## What you will do
A faithful copy of all the entries is required, with no pictures in it.

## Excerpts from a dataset
_ _ _ _ _ _ _
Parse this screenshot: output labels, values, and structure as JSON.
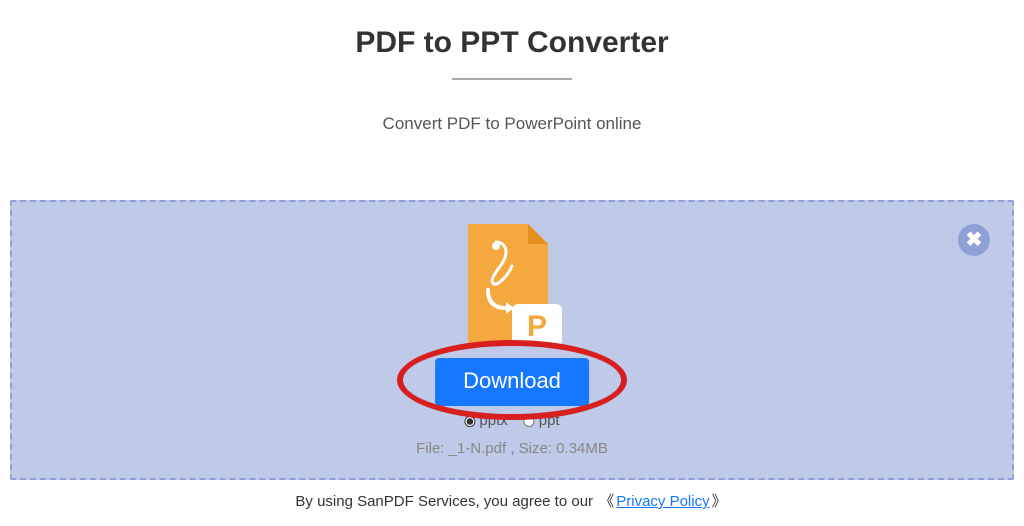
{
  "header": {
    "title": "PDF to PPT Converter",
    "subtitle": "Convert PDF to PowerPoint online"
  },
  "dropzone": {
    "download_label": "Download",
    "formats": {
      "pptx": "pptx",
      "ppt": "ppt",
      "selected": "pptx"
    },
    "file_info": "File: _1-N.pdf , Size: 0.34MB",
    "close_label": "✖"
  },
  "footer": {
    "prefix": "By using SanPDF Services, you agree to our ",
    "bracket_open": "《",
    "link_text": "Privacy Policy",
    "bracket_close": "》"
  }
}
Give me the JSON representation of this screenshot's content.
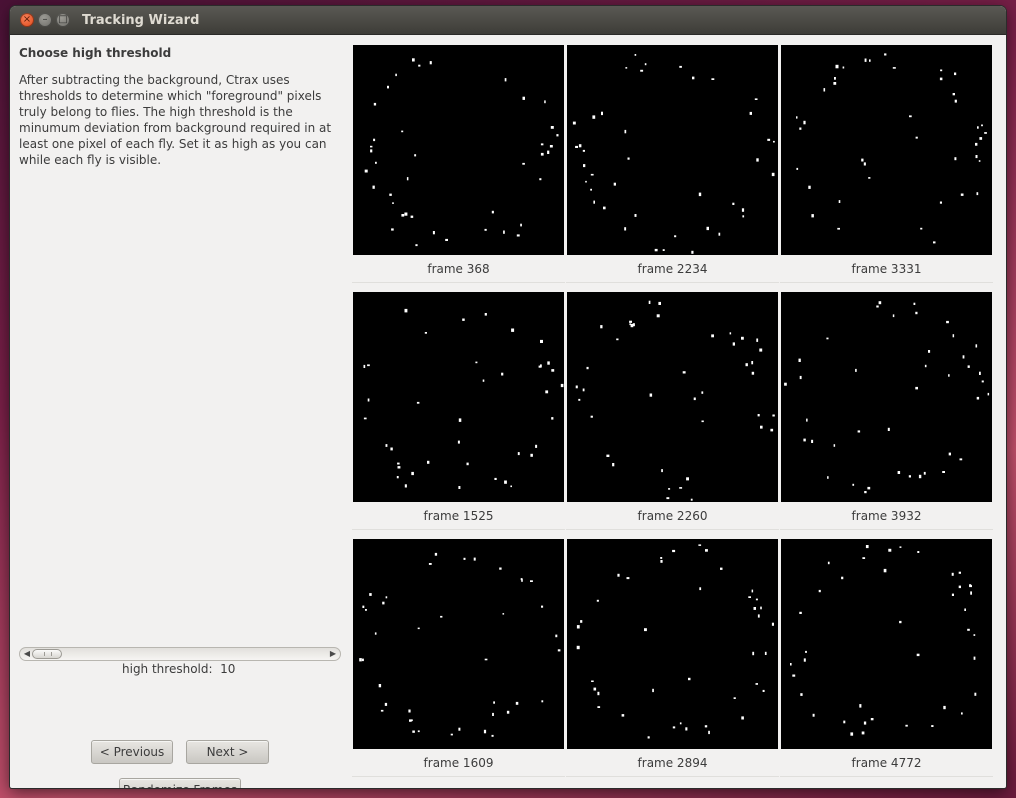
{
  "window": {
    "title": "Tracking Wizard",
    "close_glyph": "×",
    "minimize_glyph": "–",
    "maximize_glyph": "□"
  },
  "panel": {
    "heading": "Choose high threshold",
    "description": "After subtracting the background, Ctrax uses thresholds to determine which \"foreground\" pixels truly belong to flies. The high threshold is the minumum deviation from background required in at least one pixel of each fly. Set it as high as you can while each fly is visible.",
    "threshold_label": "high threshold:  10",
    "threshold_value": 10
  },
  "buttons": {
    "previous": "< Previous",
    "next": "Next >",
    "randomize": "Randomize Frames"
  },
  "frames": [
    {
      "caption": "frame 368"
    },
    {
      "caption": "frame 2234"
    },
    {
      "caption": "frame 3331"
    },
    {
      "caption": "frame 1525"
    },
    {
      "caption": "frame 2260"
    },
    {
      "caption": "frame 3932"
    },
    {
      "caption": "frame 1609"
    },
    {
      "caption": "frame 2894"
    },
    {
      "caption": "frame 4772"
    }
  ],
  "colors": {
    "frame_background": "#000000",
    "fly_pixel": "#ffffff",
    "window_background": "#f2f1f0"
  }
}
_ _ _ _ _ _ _
## Answer to the exercise
Parse this screenshot: output labels, values, and structure as JSON.
{
  "header": {
    "title": "PDF to PPT Converter",
    "subtitle": "Convert PDF to PowerPoint online"
  },
  "dropzone": {
    "download_label": "Download",
    "formats": {
      "pptx": "pptx",
      "ppt": "ppt",
      "selected": "pptx"
    },
    "file_info": "File: _1-N.pdf , Size: 0.34MB",
    "close_label": "✖"
  },
  "footer": {
    "prefix": "By using SanPDF Services, you agree to our ",
    "bracket_open": "《",
    "link_text": "Privacy Policy",
    "bracket_close": "》"
  }
}
Give me the JSON representation of this screenshot's content.
{
  "window": {
    "title": "Tracking Wizard",
    "close_glyph": "×",
    "minimize_glyph": "–",
    "maximize_glyph": "□"
  },
  "panel": {
    "heading": "Choose high threshold",
    "description": "After subtracting the background, Ctrax uses thresholds to determine which \"foreground\" pixels truly belong to flies. The high threshold is the minumum deviation from background required in at least one pixel of each fly. Set it as high as you can while each fly is visible.",
    "threshold_label": "high threshold:  10",
    "threshold_value": 10
  },
  "buttons": {
    "previous": "< Previous",
    "next": "Next >",
    "randomize": "Randomize Frames"
  },
  "frames": [
    {
      "caption": "frame 368"
    },
    {
      "caption": "frame 2234"
    },
    {
      "caption": "frame 3331"
    },
    {
      "caption": "frame 1525"
    },
    {
      "caption": "frame 2260"
    },
    {
      "caption": "frame 3932"
    },
    {
      "caption": "frame 1609"
    },
    {
      "caption": "frame 2894"
    },
    {
      "caption": "frame 4772"
    }
  ],
  "colors": {
    "frame_background": "#000000",
    "fly_pixel": "#ffffff",
    "window_background": "#f2f1f0"
  }
}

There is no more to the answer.